Here are a few reliable methods to find what you’re looking for in Google Analytics without losing your mind.
Search Rather Than Browse
It’s possible to peck your way through the navigation tree, but it’s not recommended.
For one thing, Google alters its navigation roughly every six months in a messy game of musical chairs — brand new reports enter the scene while others are transferred to different sections.
Perhaps the most frustrating, and least intuitive, intervention is the renaming of reports and metrics that professionals have already internalized as fact.
How do you make the best of a resource that can never seem to be pinned down? Consider the two ways in which you can search Google Analytics:
Google is, after all, the master search engine. The left-hand search bar is best used to find report themes (i.e. “location,” “mobile device” or “source”), and one to two-word search queries will surface the most relevant reports for those searches.
The second method to find what you’re looking for is emergent in its newness: Analytics Intelligence. Ask any question about your data in plain English and Google Analytics machine learning algorithm will try to answer your question. For example, you can ask: “How many users did we have last week?”
The quality of the answer will depend upon the quality of the data you’ve collected, but it attempts to locate an exact data point to match your query.
Google consistently retools and tests features, and this AI tool has improved in accuracy and usability in recent months.
Create Advanced Segments
Have you been curious which of your online marketing campaigns (anything from local search to social media marketing) are the most successful in terms of driving traffic and conversions to your website? To find the answer, you’ll need to locate and create advanced segments.
Clear, direct search queries will surface the best results:
- “How much organic traffic did my site get in October?”
More complex questions require a conditional segment:
- “How many organic visitors who landed on X page went on to buy more than $100 of product?”
Add a new segment to compare against All Users.
Create a naming system for search purposes later.
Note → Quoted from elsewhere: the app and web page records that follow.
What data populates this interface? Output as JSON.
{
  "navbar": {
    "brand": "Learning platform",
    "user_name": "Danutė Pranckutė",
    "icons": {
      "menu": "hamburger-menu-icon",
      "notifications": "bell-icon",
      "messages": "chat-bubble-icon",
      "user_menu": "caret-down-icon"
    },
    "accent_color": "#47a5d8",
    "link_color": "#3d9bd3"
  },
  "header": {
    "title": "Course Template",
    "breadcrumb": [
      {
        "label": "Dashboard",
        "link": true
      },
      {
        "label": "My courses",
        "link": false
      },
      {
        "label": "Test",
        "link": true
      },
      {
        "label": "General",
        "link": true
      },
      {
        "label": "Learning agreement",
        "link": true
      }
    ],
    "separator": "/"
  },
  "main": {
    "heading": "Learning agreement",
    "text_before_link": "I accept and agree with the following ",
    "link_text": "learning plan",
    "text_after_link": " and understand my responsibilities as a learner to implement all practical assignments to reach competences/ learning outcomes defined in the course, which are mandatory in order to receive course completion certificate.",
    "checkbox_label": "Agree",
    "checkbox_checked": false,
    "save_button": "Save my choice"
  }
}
Fill out the Advanced section.
After finishing this segment, you have the ability to use it in the Google Analytics UI and Google Data Studio.
Leave the Google Analytics UI
Why would you free your data from Google Analytics?
Typically, you can avoid data sampling by leaving the platform. Sampling occurs so that reports can be presented to you faster, but if you’re exporting weekly or monthly metrics to clients or simply pulling a select few metrics at each sitting, you can access unsampled data more often and more easily.
The other benefit is essentially aesthetic. You can more easily build your data stories and visualization of the data without the limits of stock program defaults.
One way to do this is to export to Excel in order to use pivot tables. Why not relocate the data in an environment in which you’re comfortable?
The .csv format is tried and true, and mostly compatible.
For beginners and Google Analytics pros alike, these three methods will hopefully help you bypass the weighty time investment of finding the two things you want most: data and clear insight.